Search the entries below for the string "JSON" and give the number of lines that hold it, nothing else.

------ INFORMATION SHOWN ------

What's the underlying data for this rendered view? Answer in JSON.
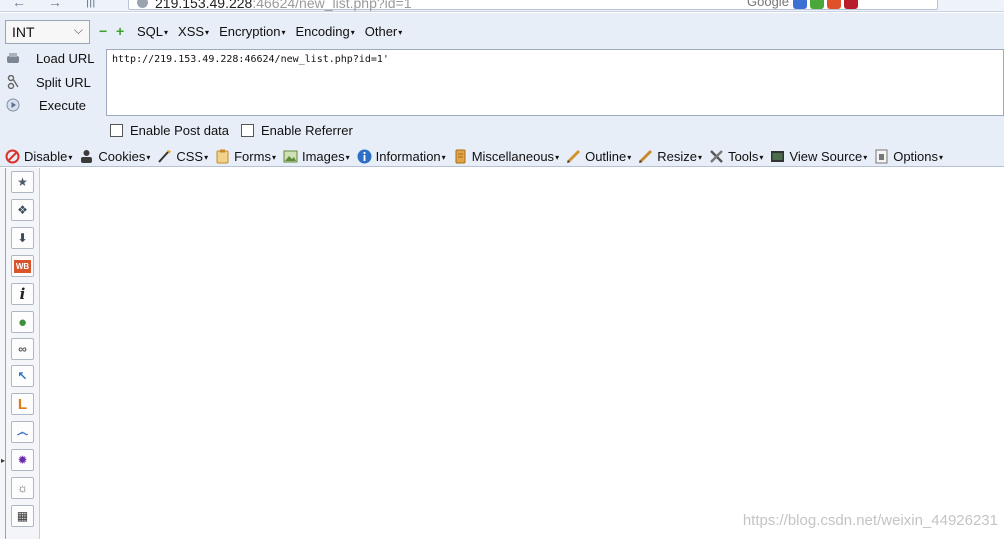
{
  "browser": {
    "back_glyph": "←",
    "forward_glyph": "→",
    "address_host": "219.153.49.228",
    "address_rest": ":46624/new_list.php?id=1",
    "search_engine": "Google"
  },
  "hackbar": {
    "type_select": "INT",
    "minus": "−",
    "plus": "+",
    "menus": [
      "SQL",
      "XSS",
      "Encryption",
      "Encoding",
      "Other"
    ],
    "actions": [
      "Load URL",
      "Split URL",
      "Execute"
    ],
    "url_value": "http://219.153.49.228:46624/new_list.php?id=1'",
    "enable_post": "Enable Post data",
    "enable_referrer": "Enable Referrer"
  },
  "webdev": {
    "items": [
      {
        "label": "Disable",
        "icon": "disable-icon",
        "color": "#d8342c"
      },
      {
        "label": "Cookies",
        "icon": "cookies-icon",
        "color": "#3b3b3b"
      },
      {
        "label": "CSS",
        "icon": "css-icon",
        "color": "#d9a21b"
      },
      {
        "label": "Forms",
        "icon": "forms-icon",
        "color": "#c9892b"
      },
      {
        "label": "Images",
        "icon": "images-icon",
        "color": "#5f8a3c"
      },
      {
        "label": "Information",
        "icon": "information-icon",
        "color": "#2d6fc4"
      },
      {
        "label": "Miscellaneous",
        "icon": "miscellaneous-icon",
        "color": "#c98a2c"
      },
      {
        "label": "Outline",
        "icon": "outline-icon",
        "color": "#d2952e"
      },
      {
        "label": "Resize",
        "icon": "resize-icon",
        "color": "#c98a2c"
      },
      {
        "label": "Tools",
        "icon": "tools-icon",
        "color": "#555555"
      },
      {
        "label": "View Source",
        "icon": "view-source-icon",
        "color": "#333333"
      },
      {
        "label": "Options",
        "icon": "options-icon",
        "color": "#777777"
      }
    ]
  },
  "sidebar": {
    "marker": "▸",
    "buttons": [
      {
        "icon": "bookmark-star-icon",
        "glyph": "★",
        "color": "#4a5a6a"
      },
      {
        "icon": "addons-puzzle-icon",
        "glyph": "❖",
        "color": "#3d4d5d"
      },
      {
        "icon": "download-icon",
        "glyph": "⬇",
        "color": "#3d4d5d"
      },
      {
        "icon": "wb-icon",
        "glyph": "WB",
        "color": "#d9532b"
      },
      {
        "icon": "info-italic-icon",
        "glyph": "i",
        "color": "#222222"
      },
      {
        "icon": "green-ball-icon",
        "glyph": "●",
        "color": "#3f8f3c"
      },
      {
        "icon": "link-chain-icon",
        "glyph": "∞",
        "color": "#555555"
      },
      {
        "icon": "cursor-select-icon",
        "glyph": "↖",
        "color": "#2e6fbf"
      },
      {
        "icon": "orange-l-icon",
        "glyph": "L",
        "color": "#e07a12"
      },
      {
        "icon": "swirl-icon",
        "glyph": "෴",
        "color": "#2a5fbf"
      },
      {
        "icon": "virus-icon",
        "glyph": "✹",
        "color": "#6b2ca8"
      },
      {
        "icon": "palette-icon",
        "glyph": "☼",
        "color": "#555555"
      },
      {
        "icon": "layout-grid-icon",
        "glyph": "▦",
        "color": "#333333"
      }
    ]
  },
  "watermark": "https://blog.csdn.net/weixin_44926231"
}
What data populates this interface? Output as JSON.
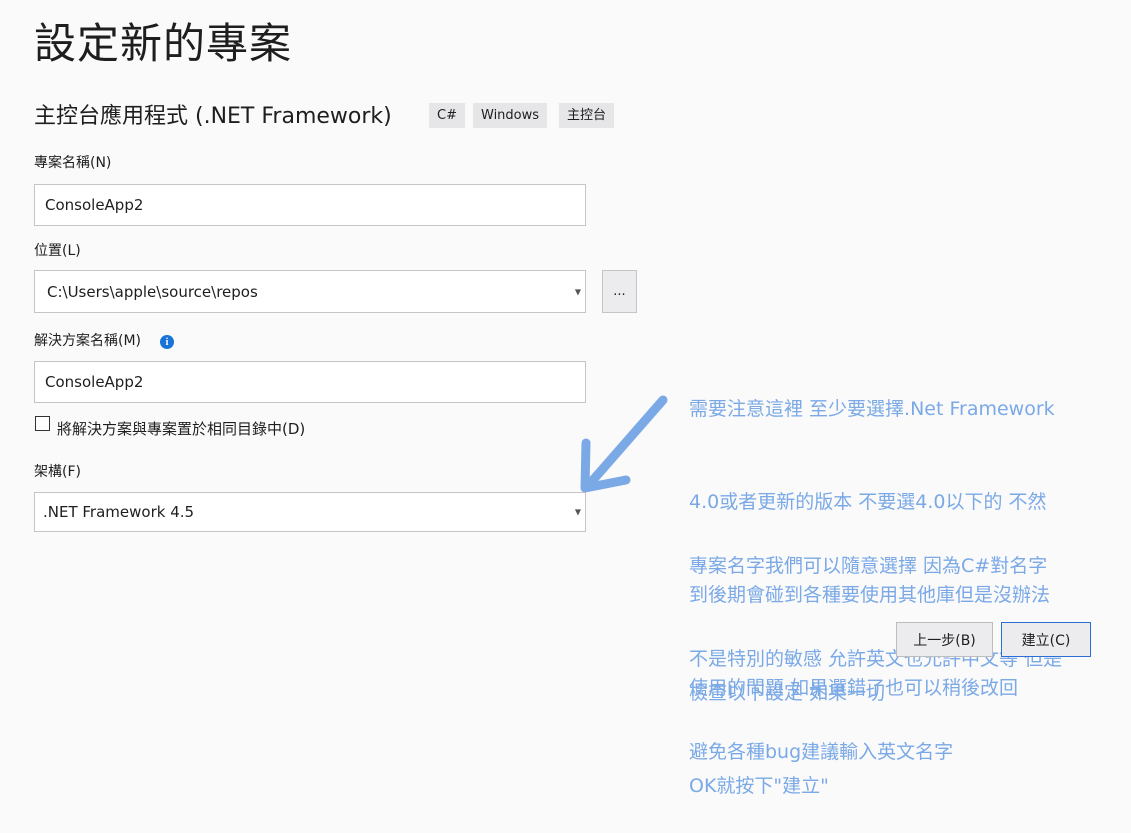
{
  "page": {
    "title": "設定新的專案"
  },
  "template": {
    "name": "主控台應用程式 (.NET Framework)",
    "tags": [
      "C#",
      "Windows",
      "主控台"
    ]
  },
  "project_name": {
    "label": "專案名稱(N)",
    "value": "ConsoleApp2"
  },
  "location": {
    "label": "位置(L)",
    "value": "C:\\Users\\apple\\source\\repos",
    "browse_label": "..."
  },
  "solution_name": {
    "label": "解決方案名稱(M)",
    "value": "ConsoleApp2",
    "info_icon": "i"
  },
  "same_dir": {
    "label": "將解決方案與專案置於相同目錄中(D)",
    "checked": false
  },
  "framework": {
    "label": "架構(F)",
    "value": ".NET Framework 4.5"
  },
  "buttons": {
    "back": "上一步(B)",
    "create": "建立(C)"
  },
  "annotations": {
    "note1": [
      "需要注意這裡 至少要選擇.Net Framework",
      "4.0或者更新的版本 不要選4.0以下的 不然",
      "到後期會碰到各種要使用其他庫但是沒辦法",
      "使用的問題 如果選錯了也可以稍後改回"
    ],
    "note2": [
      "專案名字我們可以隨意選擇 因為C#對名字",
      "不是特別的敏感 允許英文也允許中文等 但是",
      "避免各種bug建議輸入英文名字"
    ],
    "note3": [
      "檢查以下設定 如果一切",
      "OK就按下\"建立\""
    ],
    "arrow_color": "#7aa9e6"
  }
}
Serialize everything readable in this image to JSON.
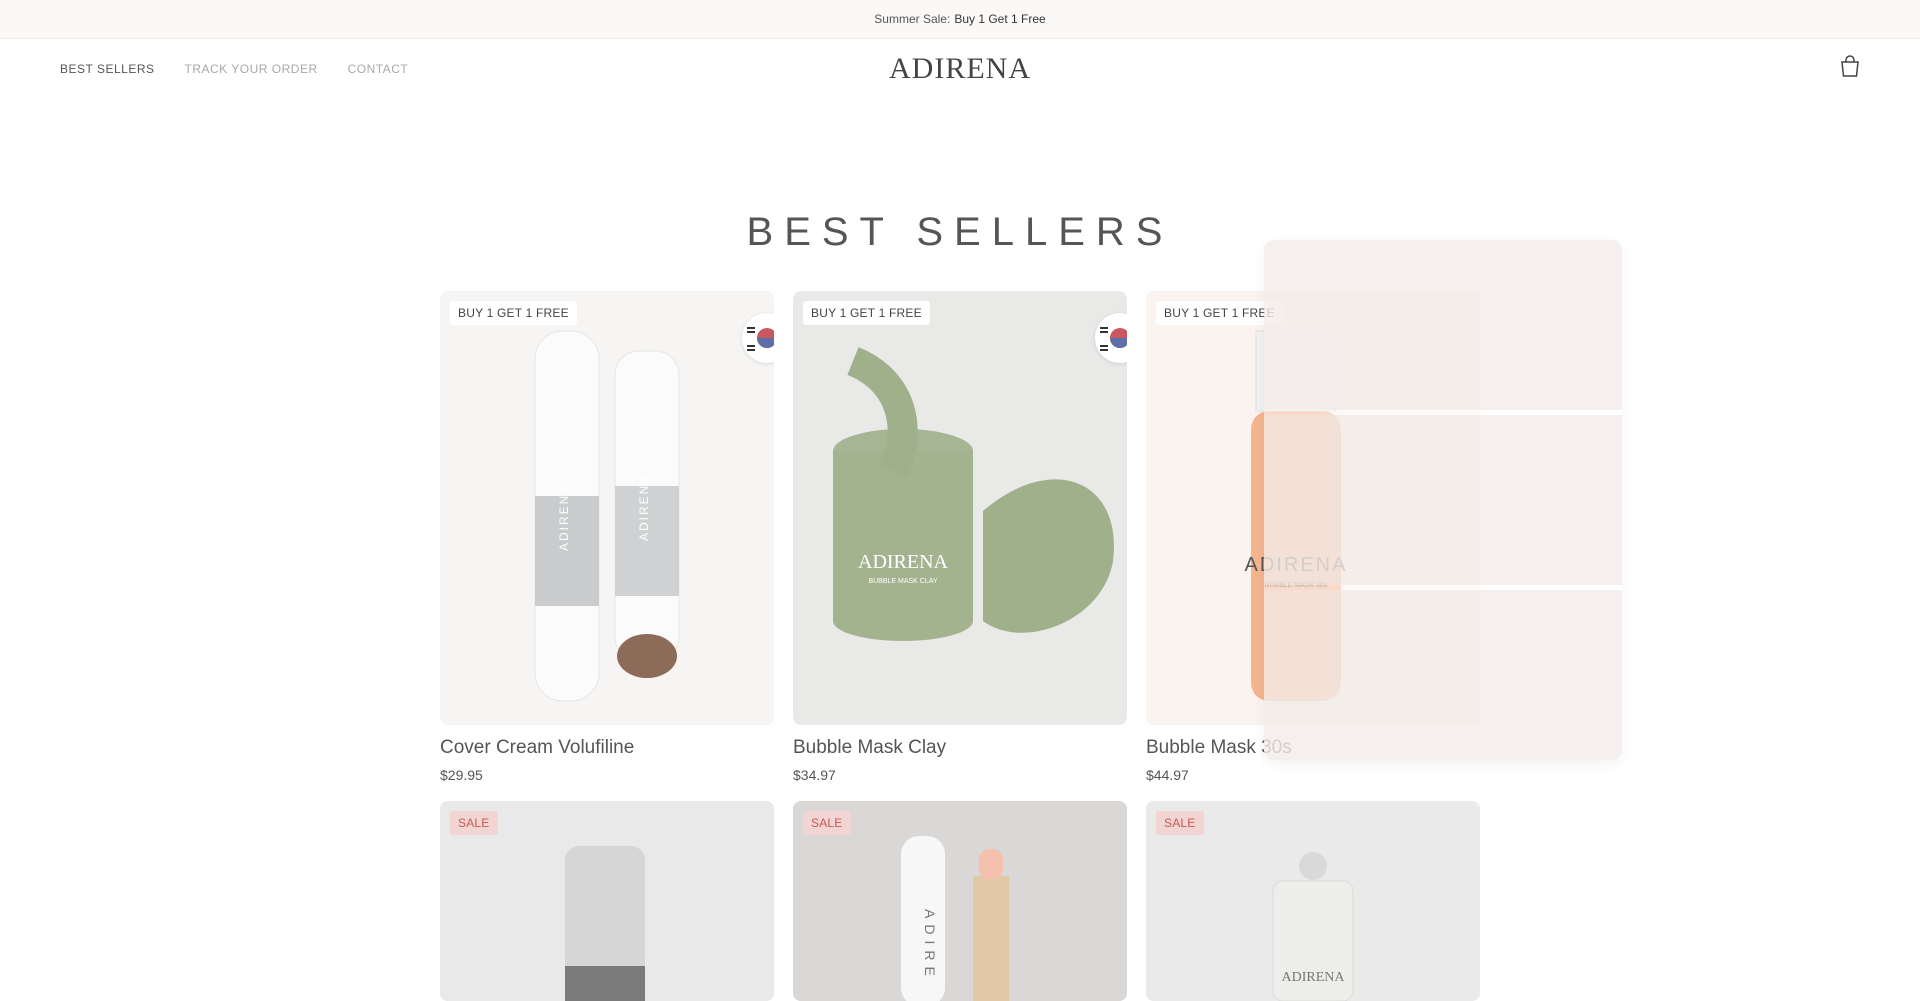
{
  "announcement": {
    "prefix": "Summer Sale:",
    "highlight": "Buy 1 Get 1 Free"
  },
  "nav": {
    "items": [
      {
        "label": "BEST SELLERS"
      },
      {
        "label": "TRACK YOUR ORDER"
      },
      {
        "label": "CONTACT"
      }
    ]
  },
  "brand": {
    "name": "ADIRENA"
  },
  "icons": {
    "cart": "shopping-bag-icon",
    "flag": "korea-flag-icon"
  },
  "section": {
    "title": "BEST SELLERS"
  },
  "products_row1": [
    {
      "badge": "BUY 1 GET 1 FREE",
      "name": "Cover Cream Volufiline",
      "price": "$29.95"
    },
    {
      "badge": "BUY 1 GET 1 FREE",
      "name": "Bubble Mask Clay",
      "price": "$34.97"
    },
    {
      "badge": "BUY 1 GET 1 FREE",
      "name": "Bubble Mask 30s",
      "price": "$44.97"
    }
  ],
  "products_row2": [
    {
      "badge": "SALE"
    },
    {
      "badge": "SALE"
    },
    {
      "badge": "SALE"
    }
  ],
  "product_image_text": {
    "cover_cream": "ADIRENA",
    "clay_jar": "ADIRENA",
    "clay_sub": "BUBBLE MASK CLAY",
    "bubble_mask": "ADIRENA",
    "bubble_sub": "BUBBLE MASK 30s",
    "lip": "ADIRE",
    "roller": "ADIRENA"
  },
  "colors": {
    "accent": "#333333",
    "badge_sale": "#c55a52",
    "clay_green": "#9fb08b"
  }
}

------

**ANSWER FOR THIS EXERCISE:** 3